How will we pay it back?
How many of us had used the word ‘furlough’ before March, or even knew what it meant? And who could have predicted that HMRC would have allowed you to defer VAT and self-assessment liabilities until next year – interest- and penalty-free? Well, these government help schemes, along with many others as well, now represent the ‘new normal’.
The level of government-funded economic support for individuals and businesses is truly unprecedented. But so too is the cost. The Office for Budget Responsibility estimates that the government deficit – the difference between government spending and receipts (i.e. tax) – will soar to over £300 billion in the current financial year. Government borrowing in April was higher than for the whole of 2019.¹ Understandably, there’s more than a modicum of interest in how the government is going to fill that hole.
Other than through taxation, the government raises money chiefly through the sale of gilts – borrowing money from the market with the promise to pay interest and repay the capital at the end of the term. Here too, we are in uncharted waters, as the government recently issued £3.8 billion in gilts on a negative yield, for the first time ever. This means investors who hold the debt to maturity will get back less in interest payments and capital than they paid.

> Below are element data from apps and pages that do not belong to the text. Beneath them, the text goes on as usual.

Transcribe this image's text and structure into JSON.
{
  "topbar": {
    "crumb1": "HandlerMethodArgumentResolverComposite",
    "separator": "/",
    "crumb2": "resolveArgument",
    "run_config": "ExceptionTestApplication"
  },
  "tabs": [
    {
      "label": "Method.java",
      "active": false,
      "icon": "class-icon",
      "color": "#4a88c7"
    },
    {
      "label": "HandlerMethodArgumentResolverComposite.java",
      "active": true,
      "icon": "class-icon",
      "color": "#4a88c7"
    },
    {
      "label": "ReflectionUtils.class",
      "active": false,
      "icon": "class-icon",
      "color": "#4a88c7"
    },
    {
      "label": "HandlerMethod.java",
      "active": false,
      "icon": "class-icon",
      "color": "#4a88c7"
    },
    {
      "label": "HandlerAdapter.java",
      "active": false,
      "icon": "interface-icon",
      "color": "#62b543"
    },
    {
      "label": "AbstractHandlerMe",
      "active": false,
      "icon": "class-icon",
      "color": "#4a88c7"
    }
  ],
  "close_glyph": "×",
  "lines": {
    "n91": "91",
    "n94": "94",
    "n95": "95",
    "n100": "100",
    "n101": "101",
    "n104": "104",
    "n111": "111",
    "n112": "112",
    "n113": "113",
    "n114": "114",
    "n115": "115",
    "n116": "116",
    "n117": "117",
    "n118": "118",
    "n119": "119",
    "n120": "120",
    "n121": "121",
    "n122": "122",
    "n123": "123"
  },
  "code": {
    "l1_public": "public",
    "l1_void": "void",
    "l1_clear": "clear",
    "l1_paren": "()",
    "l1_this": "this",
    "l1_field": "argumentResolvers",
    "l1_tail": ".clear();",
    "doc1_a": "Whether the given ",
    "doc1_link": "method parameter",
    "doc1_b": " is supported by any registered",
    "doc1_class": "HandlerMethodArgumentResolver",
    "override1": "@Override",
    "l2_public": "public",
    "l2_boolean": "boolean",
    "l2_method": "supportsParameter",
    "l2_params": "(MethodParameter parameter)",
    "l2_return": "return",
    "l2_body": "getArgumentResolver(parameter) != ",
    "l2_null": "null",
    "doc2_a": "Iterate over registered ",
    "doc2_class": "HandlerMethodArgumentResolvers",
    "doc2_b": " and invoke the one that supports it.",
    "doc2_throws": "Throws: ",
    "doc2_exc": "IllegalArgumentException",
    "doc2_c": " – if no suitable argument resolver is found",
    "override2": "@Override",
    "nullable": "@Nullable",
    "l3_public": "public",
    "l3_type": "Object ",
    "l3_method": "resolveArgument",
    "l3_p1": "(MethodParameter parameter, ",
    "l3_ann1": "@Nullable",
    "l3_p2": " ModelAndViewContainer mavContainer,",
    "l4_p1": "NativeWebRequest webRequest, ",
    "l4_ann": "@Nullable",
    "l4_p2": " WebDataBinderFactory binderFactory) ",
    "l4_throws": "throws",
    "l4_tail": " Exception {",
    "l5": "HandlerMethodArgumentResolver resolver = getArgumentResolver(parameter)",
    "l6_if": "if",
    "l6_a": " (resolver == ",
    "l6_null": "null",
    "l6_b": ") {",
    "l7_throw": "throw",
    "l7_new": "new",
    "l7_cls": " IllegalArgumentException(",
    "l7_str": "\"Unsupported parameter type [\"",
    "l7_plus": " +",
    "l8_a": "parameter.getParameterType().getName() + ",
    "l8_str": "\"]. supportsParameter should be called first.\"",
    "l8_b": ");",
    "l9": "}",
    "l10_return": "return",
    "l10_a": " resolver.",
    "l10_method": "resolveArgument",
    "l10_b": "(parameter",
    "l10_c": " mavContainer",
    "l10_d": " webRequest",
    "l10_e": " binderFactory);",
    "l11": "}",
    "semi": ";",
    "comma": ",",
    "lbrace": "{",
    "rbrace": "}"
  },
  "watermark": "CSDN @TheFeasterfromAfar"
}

For now, the government only needs to worry about funding the interest costs on this new borrowing, and it’s helpful therefore that rates are so low. But how about the repayment of the capital in future? In the past, inflation has proved effective in reducing the real value of government debt, but that seems unlikely to help in the near term at least. And, of course, higher inflation presents its own economic challenges.
Repaying the debt
As individuals, we naturally think first of repaying personal debt out of income. It’s not unreasonable to think this way too in relation to the government’s liability. And for the government, ‘income’ largely means taxation. Taxation is a function of many factors: the level of economic activity (that generates tax liabilities); the tax rate; the number of people and businesses paying tax, and the number of activities and assets subject to tax; the cost of collection; and the extent to which avoidance and evasion is minimised.
The problem for the government is that the economic stagnation will hit its tax receipts hard. It’s for that reason that talk has turned inevitability to the likelihood of future tax rises to help repay the debt pile; more so given the government’s reluctance to return to austerity or impose major public spending cuts.
Income Tax, National Insurance and VAT are the biggest personal tax fund-raisers, generating over a quarter of annual tax revenue; yet the government’s immediate problem is its election promise not to increase any of them. But even if it reneged on its promise, a one penny rise across all tax rates would raise less than £6 billion a year.²
Increasing VAT could backfire by having a negative impact on demand – not ideal when we are looking to reignite the economy to generate revenue.
What seems more likely is some structural reform to the way tax and National Insurance is applied to businesses, especially the self-employed.
Another risk for the government is that excessive tax rises simply encourage more people to avoid tax or just leave the country, further reducing the amount of money collected.
Tax relief on pension contributions costs the government around £40 billion a year³, and there has been speculation about possible changes for many years. Removing higher rate tax relief and introducing a lower flat rate of relief could certainly generate additional tax revenue.
Reforms to some aspects of Capital Gains Tax have been put forward over the years; for example, taxing gains in the same way as income, and removing the rebasing of assets to wipe out taxable gains on death.
Inheritance Tax changes have also been proposed by the Office of Tax Simplification and the All-Party Parliamentary Group on Inheritance and Intergenerational Fairness. A change at some point seems likely but, given that Inheritance Tax generates around £5-6 billion a year⁴, even doubling that, it would take many years to make a dent in the government’s debt. That doesn’t mean change won’t happen, though.
Corporation Tax appears to offer little scope. It generates just under £50 billion per annum and the government rowed back on plans to cut the rate from 19% to 17% in April.⁵ It will also have in mind the need to present the UK as an attractive destination for businesses – especially post-Brexit.
The introduction of some new taxes has also been suggested. A windfall tax on businesses that have thrived during the crisis, such as food and online retailers, is one example which appears to have public support.
Another is a one-off or continuing form of wealth tax. Manchester Metropolitan University’s Future Economies Research Centre estimates that a one-off 2.5% levy on all UK personal wealth (including property net of mortgage, financial assets, savings and pensions) would yield over £350 billion – job done! Clearly, though, this is not without problems – politically and practically – the valuation of assets and the challenges of liquidity to pay the levy are two that immediately spring to mind.
In short, a combination of some tax rises, some smart spending decisions, and economic stimulus seems the most likely strategy. We expect another Budget in the autumn, although the chancellor’s tax and expenditure plans will only become clearer (and rightly so) once we see the shape of the hoped-for economic recovery.
In the meantime – and closer to home – the need for, and value of, expert tax-planning advice has never been greater.
¹ Office for Budget Responsibility, May 2020
², ³, ⁴, ⁵ HMRC Tax & NIC Receipts, April 2020
The levels and bases of taxation, and reliefs from taxation, can change at any time and are generally dependent on individual circumstances.